Mahmoud Abbas

Mahmoud Abbas

Two Israeli researchers claim that a document from the archives of the Cold-War-era KGB identifies the current president of the Palestine Authority, Mahmoud Abbas, as a Soviet agent. The document was found in the United Kingdom, and was smuggled out of Russia by a former senior archivist of the Soviet KGB. Abbas is the leader of the largely secular Palestinian group Fatah, which controls the West Bank. Unlike Hamas, which is designated a terrorist group by Israel and its allies, Fatah is seen by Tel Aviv as the legitimate representative of the Palestinian people. That is disputed by Hamas, a religiously inspired group, which controls the Gaza Strip and maintains a tense relationship with Fatah and Abbas himself.

The allegation about Abbas’ past emerged on Wednesday in the Israeli media, after two local academic researchers disclosed the contents of a KGB document discovered at Cambridge University’s Churchill Archives Centre in Britain. The researchers, Gideon Remez and Isabella Ginor, of the Truman Institute at the Hebrew University of Jerusalem, said the document dates from 1983. It was found among thousands of similar documents that were secretly smuggled out of Russia in the early 1990s by British intelligence, following the defection of Vasili Mitrokhin, an archivist in the First Chief Directorate of the KGB during the Cold War. Some of the documents later formed the basis of a two-volume edition on the activities of Soviet intelligence, which was edited by Cambridge University Professor Christopher Andrew.

According to Remez and Ginor, the document identifies Mahmoud Abbas as a “KGB agent” based in Damascus, Syria, codenamed krotov, which in Russian means ‘mole’. Abbas was born in Palestine in 1935, but his family fled to Syria in 1948, following the establishment of the state of Israel and the outbreak of the first Arab-Israeli war. The young Abbas grew up in Damascus, where he went to university and joined the local branch of the PLO, the Palestinian Liberation Organization, of which Fatah is a member. If true, the allegation that Abbas worked for the KGB will not come as a surprise to observers of Palestinian politics. For most of the Cold War, the PLO was known to be close to Moscow, while Abbas was intimately involved with the Palestinian-Soviet Friendship Association, a pro-Moscow group that was widely seen as an agent of communist influence in the Palestinian territories. But the document from the Mitrokhin archives may be the first concrete evidence that Abbas was handled by the KGB.

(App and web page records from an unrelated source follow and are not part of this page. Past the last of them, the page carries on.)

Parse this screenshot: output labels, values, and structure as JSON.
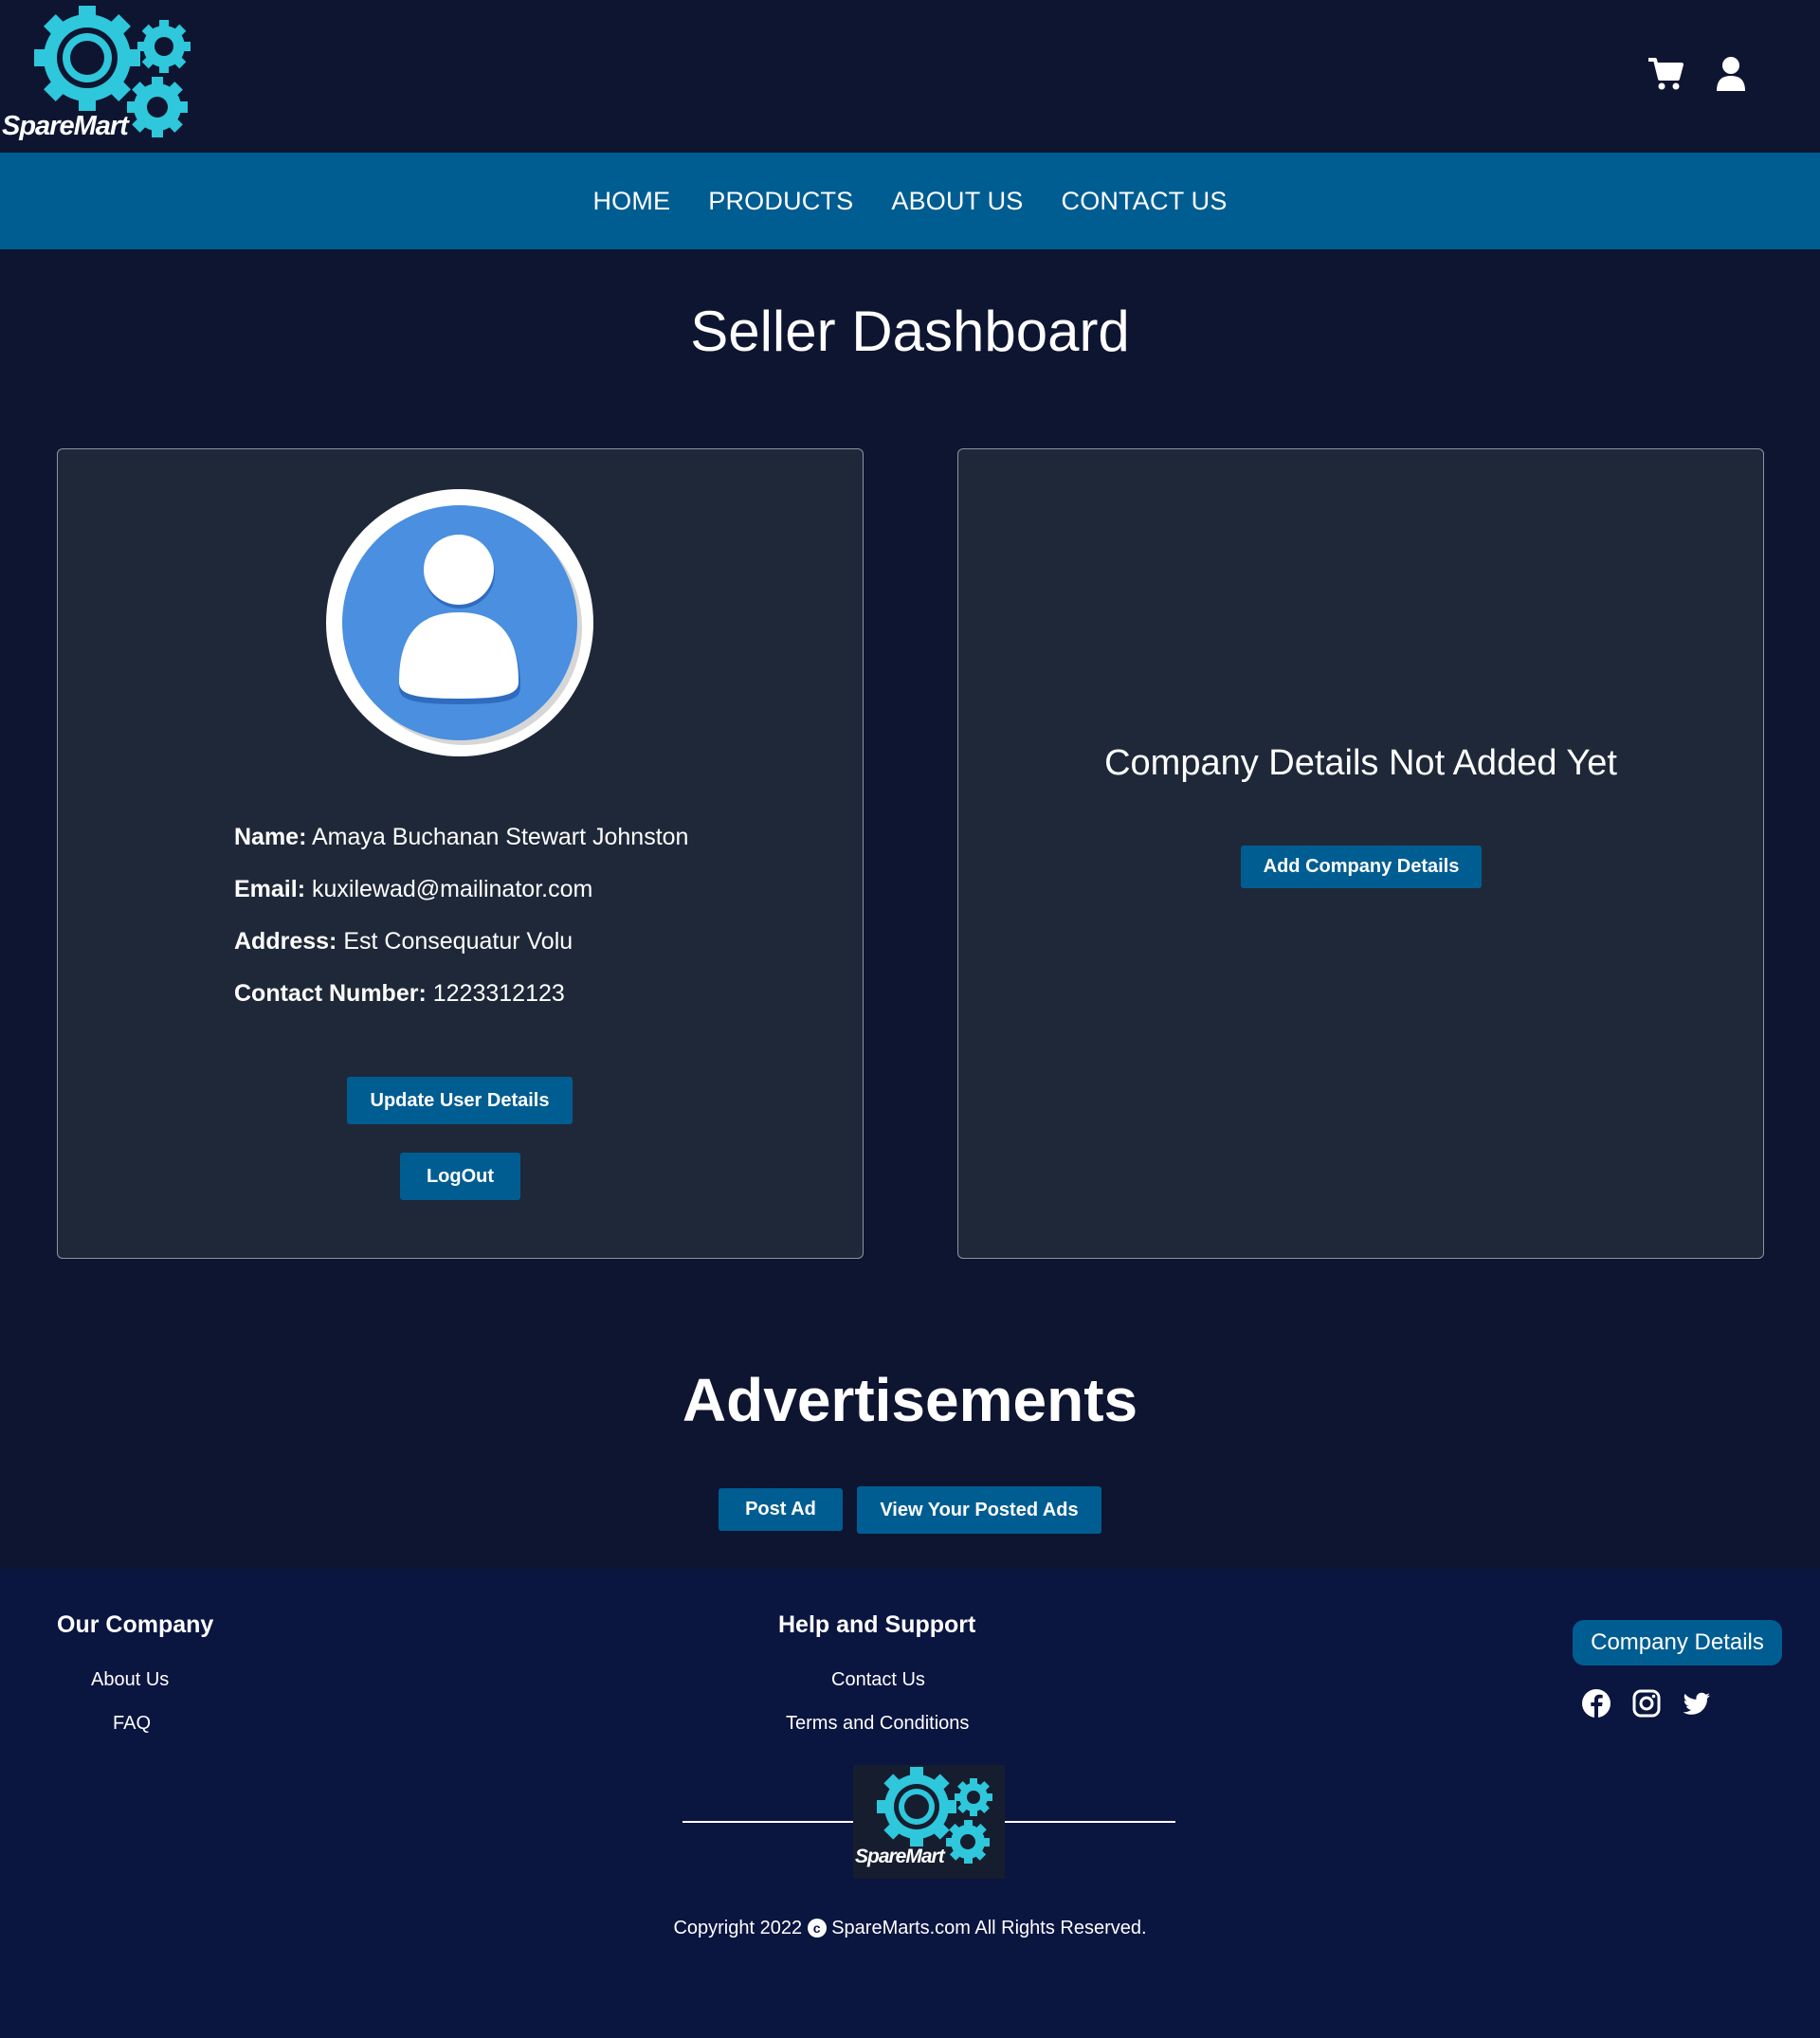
{
  "brand": {
    "name": "SpareMart"
  },
  "header": {
    "cart_icon": "cart-icon",
    "user_icon": "user-icon"
  },
  "nav": {
    "items": [
      {
        "label": "HOME"
      },
      {
        "label": "PRODUCTS"
      },
      {
        "label": "ABOUT US"
      },
      {
        "label": "CONTACT US"
      }
    ]
  },
  "page": {
    "title": "Seller Dashboard"
  },
  "user_card": {
    "name_label": "Name:",
    "name_value": "Amaya Buchanan Stewart Johnston",
    "email_label": "Email:",
    "email_value": "kuxilewad@mailinator.com",
    "address_label": "Address:",
    "address_value": "Est Consequatur Volu",
    "contact_label": "Contact Number:",
    "contact_value": "1223312123",
    "update_button": "Update User Details",
    "logout_button": "LogOut"
  },
  "company_card": {
    "message": "Company Details Not Added Yet",
    "add_button": "Add Company Details"
  },
  "ads": {
    "title": "Advertisements",
    "post_button": "Post Ad",
    "view_button": "View Your Posted Ads"
  },
  "footer": {
    "our_company": {
      "heading": "Our Company",
      "links": [
        "About Us",
        "FAQ"
      ]
    },
    "help": {
      "heading": "Help and Support",
      "links": [
        "Contact Us",
        "Terms and Conditions"
      ]
    },
    "company_details_button": "Company Details",
    "social": [
      "facebook-icon",
      "instagram-icon",
      "twitter-icon"
    ],
    "copyright_prefix": "Copyright 2022",
    "copyright_symbol": "c",
    "copyright_suffix": "SpareMarts.com All Rights Reserved."
  },
  "colors": {
    "background": "#0e1530",
    "nav": "#005d92",
    "card": "#1f2838",
    "footer": "#0a1540",
    "accent": "#2ec7dc",
    "avatar": "#4a8fe0"
  }
}
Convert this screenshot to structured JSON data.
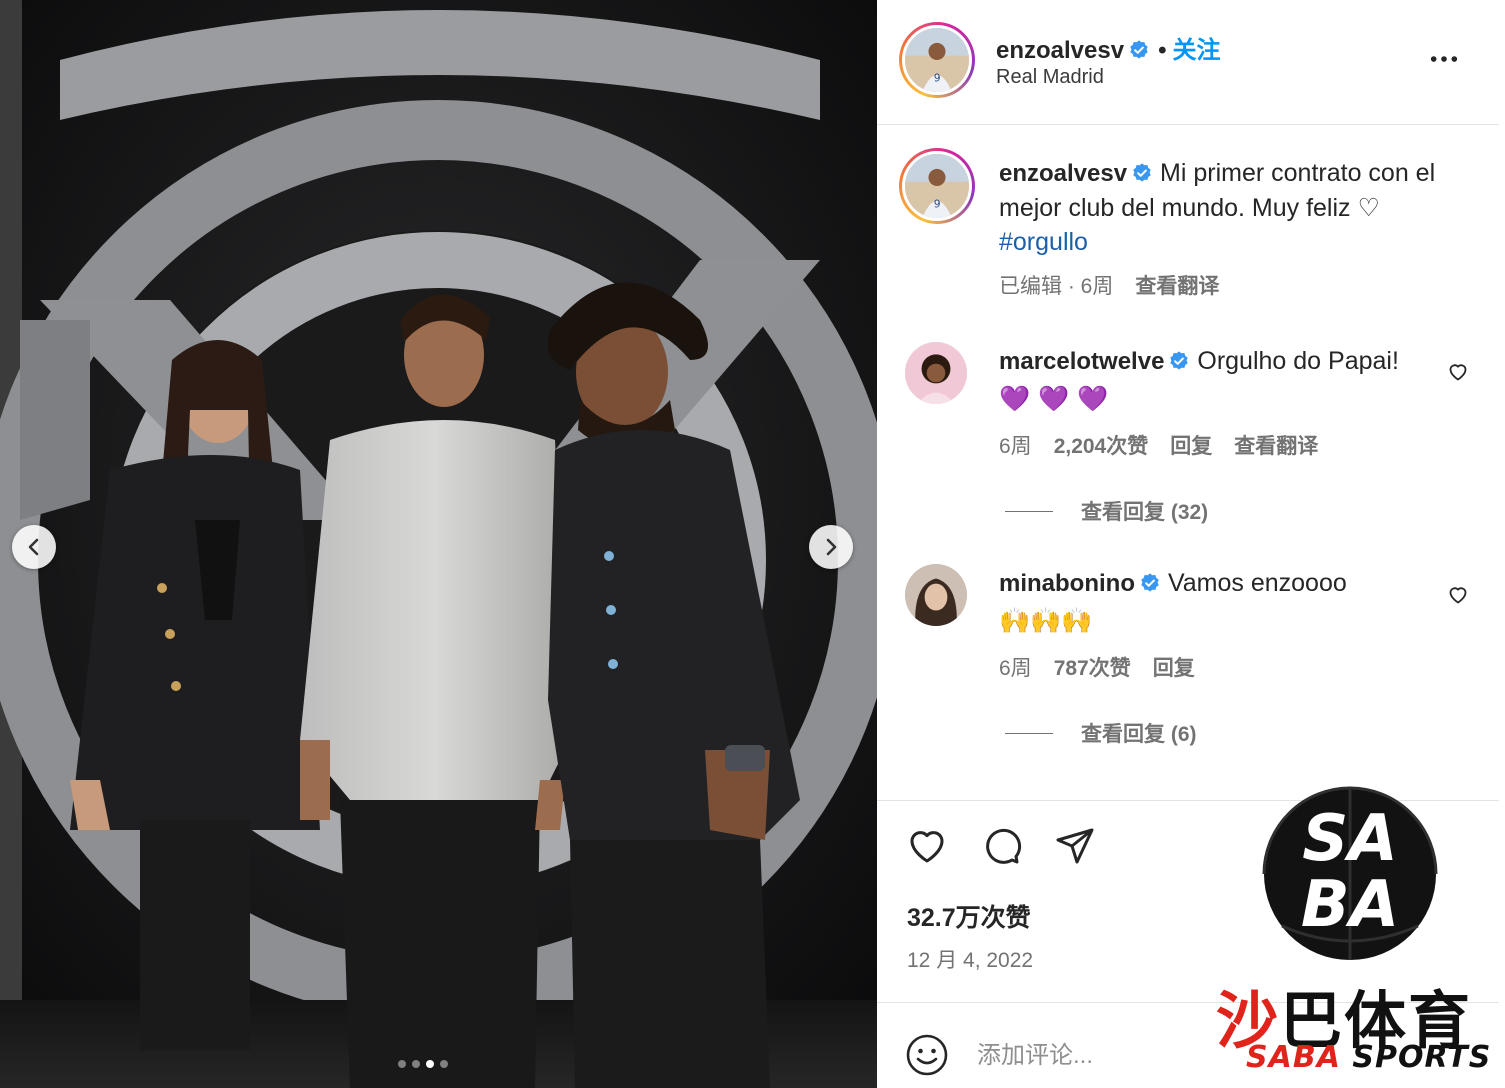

Palestinian officials quickly dismissed the document on Wednesday as a fabrication and a deliberate slander. Mohammed al-Madani, a member of the central committee of Fatah, and a close associate of Abbas, said the allegation was part of a “clear effort to damage [Abbas] by various actors, including the government of Israel”.

Author: Joseph Fitsanakis | Date: 08 August 2016 | Permalink